> Task prompt: Retype every entry below exactly as it stands.

** Opening Dataset excerpts block **

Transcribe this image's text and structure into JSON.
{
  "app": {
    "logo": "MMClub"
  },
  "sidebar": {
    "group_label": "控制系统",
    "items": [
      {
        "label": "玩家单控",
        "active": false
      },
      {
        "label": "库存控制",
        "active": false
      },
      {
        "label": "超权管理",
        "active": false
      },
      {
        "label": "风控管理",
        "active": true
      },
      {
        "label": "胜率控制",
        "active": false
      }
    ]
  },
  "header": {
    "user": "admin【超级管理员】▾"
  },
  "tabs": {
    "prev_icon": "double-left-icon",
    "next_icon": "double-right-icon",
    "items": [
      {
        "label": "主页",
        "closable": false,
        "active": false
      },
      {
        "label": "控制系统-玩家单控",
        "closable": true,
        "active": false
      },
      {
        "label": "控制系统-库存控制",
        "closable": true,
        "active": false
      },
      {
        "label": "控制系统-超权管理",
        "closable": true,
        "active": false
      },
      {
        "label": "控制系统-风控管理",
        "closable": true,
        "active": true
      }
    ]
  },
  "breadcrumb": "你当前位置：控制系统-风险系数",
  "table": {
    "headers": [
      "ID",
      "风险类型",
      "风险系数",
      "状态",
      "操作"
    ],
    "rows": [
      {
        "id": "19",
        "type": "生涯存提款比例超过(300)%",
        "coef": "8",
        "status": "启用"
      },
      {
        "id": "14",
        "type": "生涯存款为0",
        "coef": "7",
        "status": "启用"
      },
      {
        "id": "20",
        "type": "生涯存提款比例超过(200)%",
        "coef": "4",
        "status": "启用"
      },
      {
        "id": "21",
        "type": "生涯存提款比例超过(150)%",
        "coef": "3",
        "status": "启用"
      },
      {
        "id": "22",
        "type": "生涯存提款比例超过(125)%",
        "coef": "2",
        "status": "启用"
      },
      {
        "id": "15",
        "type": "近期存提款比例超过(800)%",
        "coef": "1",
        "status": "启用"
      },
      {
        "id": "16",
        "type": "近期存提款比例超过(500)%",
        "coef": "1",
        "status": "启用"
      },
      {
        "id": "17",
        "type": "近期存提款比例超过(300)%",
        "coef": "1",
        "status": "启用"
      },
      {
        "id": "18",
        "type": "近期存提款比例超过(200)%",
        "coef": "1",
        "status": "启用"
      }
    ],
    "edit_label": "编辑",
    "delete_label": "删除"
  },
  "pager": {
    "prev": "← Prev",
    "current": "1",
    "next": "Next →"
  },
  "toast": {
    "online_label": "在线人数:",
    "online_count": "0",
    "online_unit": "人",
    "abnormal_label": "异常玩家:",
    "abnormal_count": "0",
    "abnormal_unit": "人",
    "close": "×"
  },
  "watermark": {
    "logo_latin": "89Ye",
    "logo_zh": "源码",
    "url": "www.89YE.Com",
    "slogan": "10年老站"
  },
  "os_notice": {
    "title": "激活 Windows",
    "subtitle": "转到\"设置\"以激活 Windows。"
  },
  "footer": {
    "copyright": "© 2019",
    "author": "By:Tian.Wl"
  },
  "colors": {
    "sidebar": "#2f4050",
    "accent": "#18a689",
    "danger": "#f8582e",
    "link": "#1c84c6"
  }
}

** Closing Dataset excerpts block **

> Solution to the exercise:
Transcribe this image's text and structure into JSON.
{
  "app": {
    "logo": "MMClub"
  },
  "sidebar": {
    "group_label": "控制系统",
    "items": [
      {
        "label": "玩家单控",
        "active": false
      },
      {
        "label": "库存控制",
        "active": false
      },
      {
        "label": "超权管理",
        "active": false
      },
      {
        "label": "风控管理",
        "active": true
      },
      {
        "label": "胜率控制",
        "active": false
      }
    ]
  },
  "header": {
    "user": "admin【超级管理员】▾"
  },
  "tabs": {
    "prev_icon": "double-left-icon",
    "next_icon": "double-right-icon",
    "items": [
      {
        "label": "主页",
        "closable": false,
        "active": false
      },
      {
        "label": "控制系统-玩家单控",
        "closable": true,
        "active": false
      },
      {
        "label": "控制系统-库存控制",
        "closable": true,
        "active": false
      },
      {
        "label": "控制系统-超权管理",
        "closable": true,
        "active": false
      },
      {
        "label": "控制系统-风控管理",
        "closable": true,
        "active": true
      }
    ]
  },
  "breadcrumb": "你当前位置：控制系统-风险系数",
  "table": {
    "headers": [
      "ID",
      "风险类型",
      "风险系数",
      "状态",
      "操作"
    ],
    "rows": [
      {
        "id": "19",
        "type": "生涯存提款比例超过(300)%",
        "coef": "8",
        "status": "启用"
      },
      {
        "id": "14",
        "type": "生涯存款为0",
        "coef": "7",
        "status": "启用"
      },
      {
        "id": "20",
        "type": "生涯存提款比例超过(200)%",
        "coef": "4",
        "status": "启用"
      },
      {
        "id": "21",
        "type": "生涯存提款比例超过(150)%",
        "coef": "3",
        "status": "启用"
      },
      {
        "id": "22",
        "type": "生涯存提款比例超过(125)%",
        "coef": "2",
        "status": "启用"
      },
      {
        "id": "15",
        "type": "近期存提款比例超过(800)%",
        "coef": "1",
        "status": "启用"
      },
      {
        "id": "16",
        "type": "近期存提款比例超过(500)%",
        "coef": "1",
        "status": "启用"
      },
      {
        "id": "17",
        "type": "近期存提款比例超过(300)%",
        "coef": "1",
        "status": "启用"
      },
      {
        "id": "18",
        "type": "近期存提款比例超过(200)%",
        "coef": "1",
        "status": "启用"
      }
    ],
    "edit_label": "编辑",
    "delete_label": "删除"
  },
  "pager": {
    "prev": "← Prev",
    "current": "1",
    "next": "Next →"
  },
  "toast": {
    "online_label": "在线人数:",
    "online_count": "0",
    "online_unit": "人",
    "abnormal_label": "异常玩家:",
    "abnormal_count": "0",
    "abnormal_unit": "人",
    "close": "×"
  },
  "watermark": {
    "logo_latin": "89Ye",
    "logo_zh": "源码",
    "url": "www.89YE.Com",
    "slogan": "10年老站"
  },
  "os_notice": {
    "title": "激活 Windows",
    "subtitle": "转到\"设置\"以激活 Windows。"
  },
  "footer": {
    "copyright": "© 2019",
    "author": "By:Tian.Wl"
  },
  "colors": {
    "sidebar": "#2f4050",
    "accent": "#18a689",
    "danger": "#f8582e",
    "link": "#1c84c6"
  }
}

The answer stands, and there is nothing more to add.